In the midst of the controversy over the success of the 1998 thermonuclear test, nuclear scientist P.K. Iyengar has said the views of former DRDO scientist K. Santhanam on the issue are the “clincher.”
There is a “strong reason to believe that the thermonuclear device had not fully burnt and, therefore, further testing was called for,” Mr. Iyengar, a former Atomic Energy Commission Chairman, said in a statement on Thursday.
He rejected the statement attributed to him by government’s Principal Scientific Advisor R. Chidambaram on the outcome of the 1998 thermonulcear test, saying he was “misquoted” by him on something he had written in 2000.
He said Mr. Chidambaram had “tried to imply that I am in agreement with the official number for the yield of the thermonuclear test of 45 kilotons and that I, therefore, also agree that the thermonuclear device was a success.
“This is not correct. What I wrote in a newspaper article published in August 2000 was that if one goes by the numbers for the total nuclear yield put out by the Department of Atomic Energy, which I see no reason to dispute, the yield of the thermonuclear device detonated on May 11, 1998, was around 40 kilotons. This is a rather low yield.”
The crux of that article was that even if one were to accept without question the DAE yield of 40 kt, there is a strong reason to believe that the thermonuclear device had not fully succeeded, Mr. Iyengar said.
Terming the test as “fully successful”, AEC Chairman Anil Kakodkar and Mr. Chidambaram had on Thursday said the controversy triggered by Mr. Santhanam, was “unnecessary“.
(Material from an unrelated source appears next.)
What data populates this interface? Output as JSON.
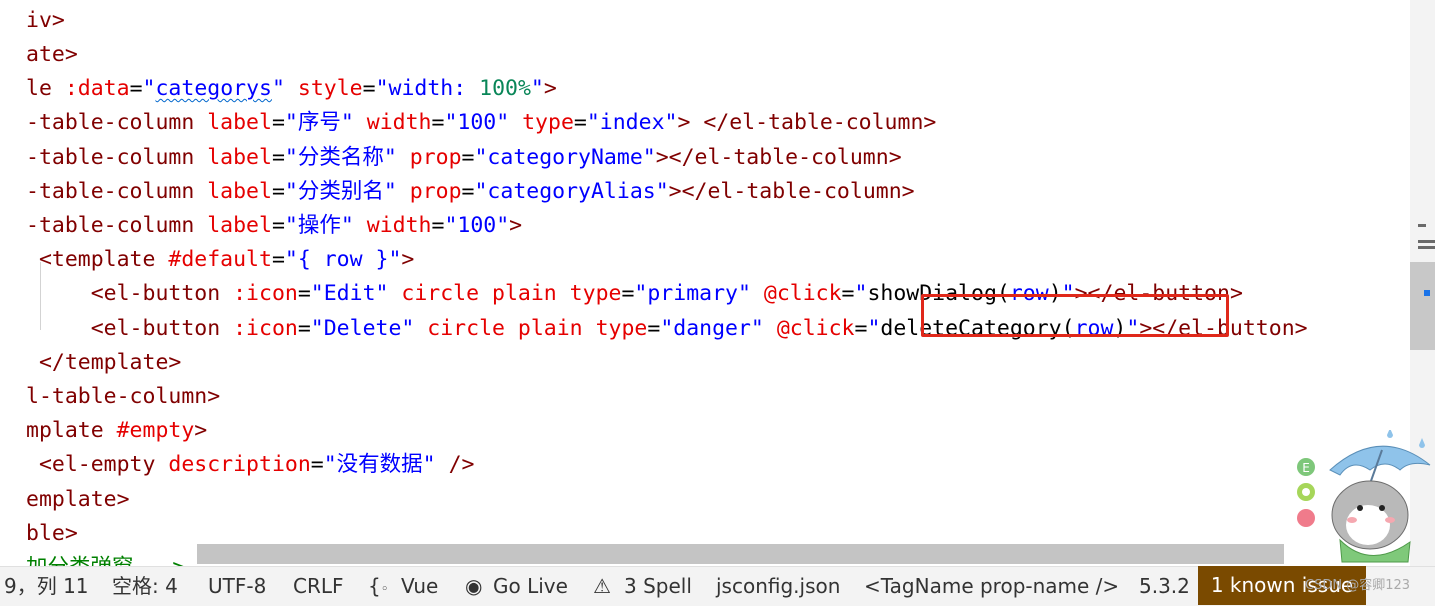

Mr. Iyengar said the revelations by Mr. Santhanam, who was associated with Pokhran-II, are the “clincher”.
Mr. Santhanam was one of the four leaders associated with Pokhran II and must certainly have known many of the details, particularly with regard to the seismic measurements, Mr. Iyengar said.
He said, “If he (Santhanam) says that the yield was much lower than projected, that there was virtually no crater formed, and that these reservations were formally presented by DRDO in 1998 itself, then there is considerable justification for reasonable doubt regarding the credibility of the thermonuclear test and, therefore, of our nuclear deterrent.”